It is safe to say that the latest development in the Trans-Pacific Partnership (TPP) has just about managed to keep the free trade pact alive after the deadlock caused by the United States’ withdrawal from the accord.
A meeting was held between ministers from the 11 TPP nations – which do not include the United States. With a joint statement adopted to “reaffirm ... the strategic and economic significance of the TPP”, the 11 nations agreed to unite their efforts.
The success achieved by the 11 TPP nations in sharing an eagerness to proceed with the treaty at the ministerial meeting – the first of its kind to be held since the U.S. departure from the pact – is a positive outcome.

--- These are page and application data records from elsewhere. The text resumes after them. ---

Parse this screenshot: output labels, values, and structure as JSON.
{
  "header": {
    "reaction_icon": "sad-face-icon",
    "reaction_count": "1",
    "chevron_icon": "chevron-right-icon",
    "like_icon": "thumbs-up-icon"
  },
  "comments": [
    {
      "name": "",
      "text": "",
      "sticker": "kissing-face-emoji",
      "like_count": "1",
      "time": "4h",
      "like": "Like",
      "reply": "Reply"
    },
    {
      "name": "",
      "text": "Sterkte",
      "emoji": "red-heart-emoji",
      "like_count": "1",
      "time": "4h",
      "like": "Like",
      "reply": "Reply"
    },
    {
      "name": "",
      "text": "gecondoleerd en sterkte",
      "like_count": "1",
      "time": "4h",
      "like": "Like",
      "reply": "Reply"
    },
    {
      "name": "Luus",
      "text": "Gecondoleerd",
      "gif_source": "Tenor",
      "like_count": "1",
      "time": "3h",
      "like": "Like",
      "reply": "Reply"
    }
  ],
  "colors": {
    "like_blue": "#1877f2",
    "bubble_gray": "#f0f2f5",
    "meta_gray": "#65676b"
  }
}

The agreement has reached a stalemate and may become impossible to bring into force due to the US withdrawal. The statement said efforts will be made to work out “options to bring [the agreement] into force expeditiously” by the next meeting in November.
The setting of a time limit seems to be aimed at preventing delays in discussions. The proceeding discussions that will take place up through the autumn will be extremely meaningful.
Japan’s proposal to hold a meeting of senior officials in July was welcomed, too. Due to the significant scale of Japan’s economy, assuming a leadership role in the process is imperative.
The rising tide of protectionism centering on the United States must be opposed and global free trade defended. It is also vital to establish high-level trade and investment rules, in an effort to facilitate improvement in the quality of such activities under other economic partnership treaties. Steady promotion of a TPP deal by the 11 nations is extremely important for Japan’s trade strategy. There is no telling what will ensue from the talks that follow. The expectations of each TPP nation regarding the framework for discussions without the United States are complicated.
Australia and New Zealand, both of which set their sights on an increase in exports to Japan, are positive about the planned talks. Vietnam and Malaysia remain cautious, as they attach importance to the US market.
If and when the talks aimed at putting the TPP deal into force by the 11 nations get into full swing, such nations as Vietnam could call for major changes in the details of the treaty. In that case, there is great concern that the treaty could go adrift.
One proposal is being floated as a realistic response to the situation: Five nations, including Japan and Australia, would follow the already agreed-upon details and bring these items into effect first. However, if the framework is scaled down, it will reduce the significance of the TPP agreement.
How can the difference of opinion among TPP members be overcome while avoiding major changes in the substance of the accord? That concern must be answered.
In response to the latest statement, Japan must persistently advocate the strategic advantages of the agreement to each TPP nation. At the same time, efforts to draw the United States back to the accord are indispensable.
The statement also said measures would be taken regarding “how to facilitate membership for the original signatories.” With the United States in mind, this presents a possible solution to simplify TPP participation procedures, compared with those to be completed by nations that newly want to join the pact. Despite the low possibility of the United States immediately reversing its withdrawal, leaving the door open for it to rejoin will aid unity among the 11 TPP countries.